I believe in scales and spectrums. For simplicity’s sake, I’ll not go too deep into multiple dimensions of spectrums of certain mental illnesses and just focus on them as if they were a scale of one to one-hundred —one being the barely noticeable and one-hundred being completely debilitating.
It is important to think of mental illness on a scale as such, and that absolutely means that—in my opinion—people can exist on the very lower end of the spectrum, with the mental illness barely affecting their lives. And these conditions are important!
There’s a lot of talk about people flippantly throwing around OCD as a condition, many with OCD giving the evil eye to the phrase “I’m so OCD” when someone really just means “I’m very organized and disorganization bothers me.” That may or may not be OCD near the “one” end of the scale, but I feel it is important not to outright dismiss any of this.
I’ve found in my journey with OCD—which is well beyond the lower end of the scale, but luckily has been mitigated from peaking at one-hundred—that I actually have characteristics that are akin to those who flippantly say “I’m so OCD!” I share these feelings at the lower end of my own scale. I need things in containers, I dislike mess, all of that. The difference with me is I also have very strong intrusive thoughts, as well I can get into episodes where my OCD—my need for things to me right—overtakes all thought and debilitates me completely for some period of time.
However, let’s focus on those with just a small amount of OCD. And let’s consider them on an OCD spectrum, with valid feelings. Why is this important, and why should we not dismiss these peoples’ feelings as flippant? Here’s the key:
Their minor experiences can be extrapolated in communication with them to understand full-blown OCD. And if we assume OCD can have a spectrum, we would also assume a lot more people are at the lower end of the spectrum, and possibly greater than fifty percent of people are, at least, near the “one” end of said spectrum. Maybe seventy, eighty percent of people? I don’t know. But I bet it is close to that.
This means that we with full-blown, debilitating OCD can more easily communicate what our OCD is like by merely explaining that these OCD (or “OCD-like”, if you wish) feelings that “normal” people have, they just need to multiply those feelings by a factor that brings them to debilitation.
Being low on the spectrum of any mental illness, I’ve found, allows one to better understand those with a debilitating form of the condition. For example, I actually do not suffer much from depression. I have major anxiety issues, but I very much know anxiety and depression are different things, and I pretty much experience only one of these to any level of affecting my life in a major way. But if we were to put me on a depression spectrum, I am not a “one.” I would say I would be a ten out of one-hundred. Thus I can understand what it may be like to suffer from chronic depression by multiplying my number by a factor.

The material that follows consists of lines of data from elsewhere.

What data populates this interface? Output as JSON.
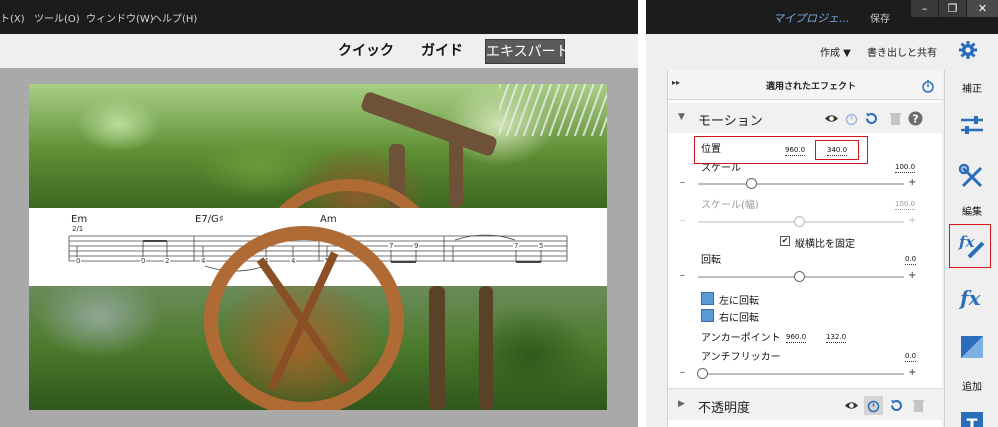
{
  "menubar": {
    "items": [
      "ト(X)",
      "ツール(O)",
      "ウィンドウ(W)",
      "ヘルプ(H)"
    ]
  },
  "modes": {
    "quick": "クイック",
    "guided": "ガイド",
    "expert": "エキスパート",
    "active": "expert"
  },
  "tab": {
    "chords": [
      "Em",
      "E7/G♯",
      "Am"
    ],
    "marker": "2/1",
    "frets": [
      "0",
      "0",
      "2",
      "4",
      "4",
      "4",
      "5",
      "7",
      "9",
      "7",
      "5"
    ]
  },
  "window": {
    "project_title": "マイプロジェ...",
    "save": "保存",
    "buttons": [
      "–",
      "❐",
      "✕"
    ]
  },
  "toolbar": {
    "create": "作成 ▼",
    "export": "書き出しと共有"
  },
  "effects_panel": {
    "title": "適用されたエフェクト",
    "motion": {
      "title": "モーション",
      "position_label": "位置",
      "position_x": "960.0",
      "position_y": "340.0",
      "scale_label": "スケール",
      "scale_value": "100.0",
      "scale_width_label": "スケール(幅)",
      "scale_width_value": "100.0",
      "uniform_scale_label": "縦横比を固定",
      "uniform_scale_checked": true,
      "rotation_label": "回転",
      "rotation_value": "0.0",
      "rotate_left": "左に回転",
      "rotate_right": "右に回転",
      "anchor_label": "アンカーポイント",
      "anchor_x": "960.0",
      "anchor_y": "132.0",
      "antiflicker_label": "アンチフリッカー",
      "antiflicker_value": "0.0"
    },
    "opacity": {
      "title": "不透明度"
    }
  },
  "sidebar": {
    "correct": "補正",
    "edit": "編集",
    "add": "追加"
  },
  "colors": {
    "accent_blue": "#2a6ebb",
    "highlight_red": "#d6141a",
    "dark_chrome": "#1c1c1c"
  }
}
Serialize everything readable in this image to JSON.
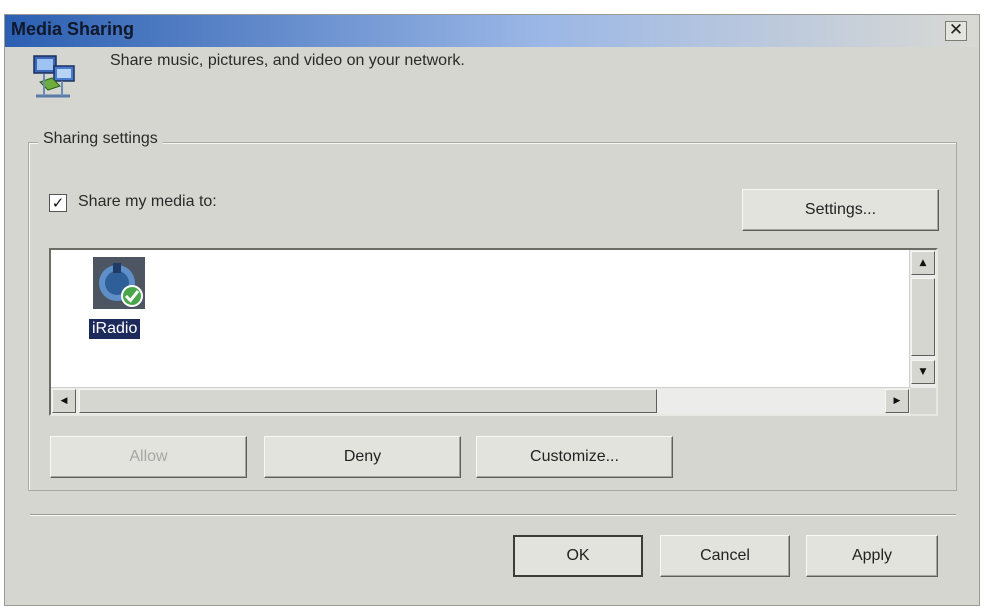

I also have echoes of bipolar. From everything I’ve read about bipolar disorder, I’m somewhere on that spectrum. I would not classify myself, if asked, as a “bipolar person.” I wouldn’t feel that is right. However, I can empathize with people who suffer greatly from it—and I know people who do—because I at least know the architecture of it all.
I do feel it would be offensive to just throw out the phrase “I’m so bipolar about stuff!” However, at the same time, I am somewhat bipolar, but not fully. And that should not be seen as offensive to say.
My moods swinging from a somewhat mild mania to a somewhat low-low is important to me understanding those who swing much more wildly up and down. I’m not ignorant to it all. And that is a good thing in terms of understanding.
So the next time someone says “I’m so OCD,” it may be best to respectfully say—or at least think—that if they were to multiply that feeling by ten or more, they’d understand what OCD really is to those who are debilitated by it.